HERSEY, Chief Judge.
In this slip-and-fall personal injury case, appellant's third amended complaint was dismissed with prejudice.
While a party guest in appellee's home, appellant fell and sustained injuries when she stepped into an area having a lower floor level than that encountered upon first entering the premises.
Our inquiry is confined to the four corners of the complaint and we take its allegations to be true. Kupperman v. Levine, 462 So.2d 90, 91 (Fla. 4th DCA 1985).
In Schoen v. Gilbert, 436 So.2d 75 (Fla. 1983), a social guest fell as a result of a six-inch drop from the foyer to the living room. The supreme court affirmed a summary judgment in favor of the homeownerhost, holding that a difference in floor levels is not an inherently dangerous condition even in dim lighting; therefore the host had no duty to warn.
Schoen has been distinguished in several cases which involved factors in addition to the change in floor level: Krivanek v. Pasternack, 490 So.2d 252 (Fla. 2d DCA 1986) (plaintiff, distracted by someone speaking to her, failed to observe drop in floor level previously obscured by closed door); Northwest Florida Crippled Children's Association v. Harigel, 479 So.2d 831 (Fla. 1st DCA 1985) (plaintiff, browsing through clothing offered for sale, failed to notice six-inch drop from platform to floor); Kupperman v. Levine, 462 So.2d 90 (Fla. 4th DCA 1985) (plaintiff failed to notice change of floor level because furniture design created an optical illusion of a level floor).
Appellant suggests that her circumstances more nearly approach those to which an exception to Schoen has been found, than those involved in Schoen. She alleges that there were many party guests already present when she arrived and that those people obscured the difference in floor levels, giving rise to a duty to warn of a latent defect. The second count of her complaint emphasizes that there were a greater number of people present than the home could safely accommodate, which resulted in the difference in floor levels being obscured.

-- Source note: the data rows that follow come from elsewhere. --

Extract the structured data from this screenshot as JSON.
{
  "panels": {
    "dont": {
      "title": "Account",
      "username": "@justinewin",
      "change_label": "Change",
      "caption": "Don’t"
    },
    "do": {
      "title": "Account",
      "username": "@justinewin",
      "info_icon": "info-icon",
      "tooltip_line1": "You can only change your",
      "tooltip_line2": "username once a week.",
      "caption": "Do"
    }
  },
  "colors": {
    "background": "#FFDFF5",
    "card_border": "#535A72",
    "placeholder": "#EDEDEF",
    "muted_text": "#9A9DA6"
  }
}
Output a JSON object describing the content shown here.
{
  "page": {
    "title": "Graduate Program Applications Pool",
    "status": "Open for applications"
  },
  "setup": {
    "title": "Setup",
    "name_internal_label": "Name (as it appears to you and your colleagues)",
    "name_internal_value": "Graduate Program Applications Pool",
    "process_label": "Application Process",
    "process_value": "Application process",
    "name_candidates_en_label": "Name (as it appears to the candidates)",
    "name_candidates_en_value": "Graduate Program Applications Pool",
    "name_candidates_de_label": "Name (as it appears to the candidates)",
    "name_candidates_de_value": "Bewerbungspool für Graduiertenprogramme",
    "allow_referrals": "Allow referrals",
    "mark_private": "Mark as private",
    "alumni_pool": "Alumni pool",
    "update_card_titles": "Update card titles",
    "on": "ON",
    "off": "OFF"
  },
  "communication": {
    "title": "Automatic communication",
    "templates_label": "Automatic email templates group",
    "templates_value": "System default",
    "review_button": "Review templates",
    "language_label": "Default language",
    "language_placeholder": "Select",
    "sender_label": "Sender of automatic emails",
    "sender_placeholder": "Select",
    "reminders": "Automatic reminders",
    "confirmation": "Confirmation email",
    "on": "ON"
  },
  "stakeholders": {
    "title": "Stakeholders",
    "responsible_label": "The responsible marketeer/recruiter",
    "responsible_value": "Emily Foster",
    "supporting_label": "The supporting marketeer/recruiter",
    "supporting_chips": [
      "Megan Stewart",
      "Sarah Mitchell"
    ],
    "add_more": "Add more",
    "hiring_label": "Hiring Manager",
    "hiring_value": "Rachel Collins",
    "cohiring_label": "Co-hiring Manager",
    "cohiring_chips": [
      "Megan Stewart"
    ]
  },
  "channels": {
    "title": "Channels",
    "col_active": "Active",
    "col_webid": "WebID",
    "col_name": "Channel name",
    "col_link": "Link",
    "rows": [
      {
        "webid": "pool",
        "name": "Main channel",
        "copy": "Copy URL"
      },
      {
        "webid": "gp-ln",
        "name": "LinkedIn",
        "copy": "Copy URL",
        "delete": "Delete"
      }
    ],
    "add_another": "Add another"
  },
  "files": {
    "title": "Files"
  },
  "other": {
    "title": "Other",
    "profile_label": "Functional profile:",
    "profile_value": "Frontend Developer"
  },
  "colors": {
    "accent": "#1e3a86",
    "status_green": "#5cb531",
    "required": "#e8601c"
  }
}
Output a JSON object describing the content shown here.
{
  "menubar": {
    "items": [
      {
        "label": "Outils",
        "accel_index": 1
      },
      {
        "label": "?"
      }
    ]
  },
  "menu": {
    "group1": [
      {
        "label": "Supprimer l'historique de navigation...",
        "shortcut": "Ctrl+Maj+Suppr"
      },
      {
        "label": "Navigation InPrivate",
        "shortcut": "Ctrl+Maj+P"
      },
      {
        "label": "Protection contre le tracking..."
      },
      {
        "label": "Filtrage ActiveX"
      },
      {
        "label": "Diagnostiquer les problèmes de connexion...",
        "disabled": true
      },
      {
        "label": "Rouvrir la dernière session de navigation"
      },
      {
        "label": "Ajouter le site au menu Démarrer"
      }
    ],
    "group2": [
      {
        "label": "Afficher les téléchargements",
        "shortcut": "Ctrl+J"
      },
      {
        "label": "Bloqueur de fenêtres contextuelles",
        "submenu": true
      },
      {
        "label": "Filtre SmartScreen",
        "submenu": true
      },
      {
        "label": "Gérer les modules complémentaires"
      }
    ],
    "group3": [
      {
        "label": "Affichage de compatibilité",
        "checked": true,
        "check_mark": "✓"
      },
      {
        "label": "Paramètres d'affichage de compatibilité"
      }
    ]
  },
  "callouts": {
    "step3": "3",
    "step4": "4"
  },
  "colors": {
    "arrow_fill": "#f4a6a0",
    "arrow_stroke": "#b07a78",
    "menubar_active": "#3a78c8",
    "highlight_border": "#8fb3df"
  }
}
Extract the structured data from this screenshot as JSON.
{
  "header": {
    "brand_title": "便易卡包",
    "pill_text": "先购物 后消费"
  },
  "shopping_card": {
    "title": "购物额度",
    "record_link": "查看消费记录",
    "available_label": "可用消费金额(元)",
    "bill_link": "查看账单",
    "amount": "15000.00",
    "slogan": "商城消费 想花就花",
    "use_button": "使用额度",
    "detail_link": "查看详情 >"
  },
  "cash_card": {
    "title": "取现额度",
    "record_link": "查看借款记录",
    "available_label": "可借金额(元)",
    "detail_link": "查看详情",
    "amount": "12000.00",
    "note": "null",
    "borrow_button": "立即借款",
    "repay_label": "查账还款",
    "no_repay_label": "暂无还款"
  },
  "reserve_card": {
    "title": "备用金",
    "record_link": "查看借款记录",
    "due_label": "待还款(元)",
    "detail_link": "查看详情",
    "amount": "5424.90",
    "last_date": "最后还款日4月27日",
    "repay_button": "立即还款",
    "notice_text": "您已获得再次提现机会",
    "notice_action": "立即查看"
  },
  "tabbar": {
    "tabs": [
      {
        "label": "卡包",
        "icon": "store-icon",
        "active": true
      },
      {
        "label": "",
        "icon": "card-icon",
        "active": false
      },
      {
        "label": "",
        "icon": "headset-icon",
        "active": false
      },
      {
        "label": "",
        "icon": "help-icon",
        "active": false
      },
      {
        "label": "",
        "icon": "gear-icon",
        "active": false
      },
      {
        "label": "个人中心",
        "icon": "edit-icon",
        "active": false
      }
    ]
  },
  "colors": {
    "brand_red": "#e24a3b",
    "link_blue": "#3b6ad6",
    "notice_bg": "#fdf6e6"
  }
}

In Schoen the difference in floor levels was obscured because of dim lighting; here, it was obscured by people. Finding no legal distinction, we affirm on the authority of Schoen but certify the following to the Supreme Court of Florida as a question of great public interest:
ANSTEAD and GUNTHER, JJ., concur.